OEM Automation, or original equipment manufacturer (OEM) automation, is a form of product development and manufacturing control, using specialized software and hardware. These solutions are often used to improve the quality and productivity of production lines in automotive, aerospace, defense, pharmaceutical, medical device, and other industrial sectors.
Quality of service tiers
For OEM automation, tiers can be a great way to create consistency and quality of service for end users. This can be achieved through the development of incentives for channel partners and the setting of clear goals for service capabilities and inventory commitments. By doing this, OEMs can differentiate between high and low performers and focus their efforts on underperforming distributors. In the end, they can also improve the overall efficiency of their supply chain.
If a company decides to work with a variety of tiers, they will need to be diligent in the implementation of each tier. These different tiers will enable them to live alongside one another, while still providing the necessary services for their customers. All tiers should be based on healthy business practices.
While each tier focuses on one aspect of the product, each one will help enhance the quality and functionality of the product. As a result, the end users will receive a premium product, and the company can work with experts who know their products inside and out. Additionally, the company can benefit from remote data analysis and more uptime.
Security vulnerabilities in the data bridge
A recent cyber-based attack on an industrial system revealed that existing systems are vulnerable to a range of attacks. These include SQL Injection, which allows an attacker to spoof identities and access sensitive data. By using specially-crafted software, an attacker can exploit these vulnerabilities to gain unauthorized access to a network or other systems.
Another security vulnerability that can be easily exploited is the application programming interface (API). APIs allow communication between applications. APIs are easy targets for attackers because they can communicate over the internet. An attacker can then leverage the privileges of a system to gain unauthorized access.
There are a number of different ways an attacker can exploit these vulnerabilities, including compromising authentication credentials, executing malicious scripts or taking advantage of a system’s misconfiguration. Once an attacker has gained unauthorized access, they can begin to manipulate the system in their own interests.

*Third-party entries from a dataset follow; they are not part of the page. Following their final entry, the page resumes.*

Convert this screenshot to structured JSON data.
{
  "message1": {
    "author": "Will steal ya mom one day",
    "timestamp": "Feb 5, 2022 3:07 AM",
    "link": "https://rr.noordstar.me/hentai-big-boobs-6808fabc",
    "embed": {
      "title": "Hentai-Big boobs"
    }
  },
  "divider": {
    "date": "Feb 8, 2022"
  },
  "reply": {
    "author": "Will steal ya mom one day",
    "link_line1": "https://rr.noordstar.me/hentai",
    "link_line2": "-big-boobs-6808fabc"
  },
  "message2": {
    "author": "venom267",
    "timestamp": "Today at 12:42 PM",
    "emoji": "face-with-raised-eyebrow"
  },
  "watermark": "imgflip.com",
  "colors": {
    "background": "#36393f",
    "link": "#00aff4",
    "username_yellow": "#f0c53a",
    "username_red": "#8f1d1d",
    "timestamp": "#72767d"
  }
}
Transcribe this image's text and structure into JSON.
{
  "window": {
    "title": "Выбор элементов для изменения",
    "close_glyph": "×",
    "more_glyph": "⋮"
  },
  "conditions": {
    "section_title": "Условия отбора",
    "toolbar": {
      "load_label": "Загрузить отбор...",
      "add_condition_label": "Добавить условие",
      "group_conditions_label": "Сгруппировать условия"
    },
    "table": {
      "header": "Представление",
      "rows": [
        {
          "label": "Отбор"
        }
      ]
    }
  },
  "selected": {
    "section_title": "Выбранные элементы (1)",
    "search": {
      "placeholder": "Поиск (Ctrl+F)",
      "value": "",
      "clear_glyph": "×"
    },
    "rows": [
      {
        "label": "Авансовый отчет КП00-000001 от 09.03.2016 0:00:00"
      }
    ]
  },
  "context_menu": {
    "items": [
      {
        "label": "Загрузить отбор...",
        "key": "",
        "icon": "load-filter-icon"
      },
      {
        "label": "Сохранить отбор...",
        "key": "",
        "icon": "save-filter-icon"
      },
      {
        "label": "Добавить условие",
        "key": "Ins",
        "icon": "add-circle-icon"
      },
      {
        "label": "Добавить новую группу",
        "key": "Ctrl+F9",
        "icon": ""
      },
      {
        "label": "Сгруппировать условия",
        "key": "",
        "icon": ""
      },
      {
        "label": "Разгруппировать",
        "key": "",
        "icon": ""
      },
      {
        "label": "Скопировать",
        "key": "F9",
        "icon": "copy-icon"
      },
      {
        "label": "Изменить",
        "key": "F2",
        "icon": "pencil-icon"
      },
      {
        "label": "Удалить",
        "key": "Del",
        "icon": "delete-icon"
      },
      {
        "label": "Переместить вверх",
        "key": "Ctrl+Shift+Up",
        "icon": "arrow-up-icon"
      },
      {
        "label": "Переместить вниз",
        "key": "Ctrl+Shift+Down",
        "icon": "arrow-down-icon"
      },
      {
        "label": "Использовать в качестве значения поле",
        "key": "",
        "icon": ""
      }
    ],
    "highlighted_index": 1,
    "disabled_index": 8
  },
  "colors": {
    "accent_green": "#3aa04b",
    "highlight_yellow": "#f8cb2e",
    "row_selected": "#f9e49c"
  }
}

As an example, a successful SQL injection is one of the most common security vulnerabilities. This allows an attacker to use a compromised system to sabotage other systems, steal sensitive data, or even commit other harmful activities.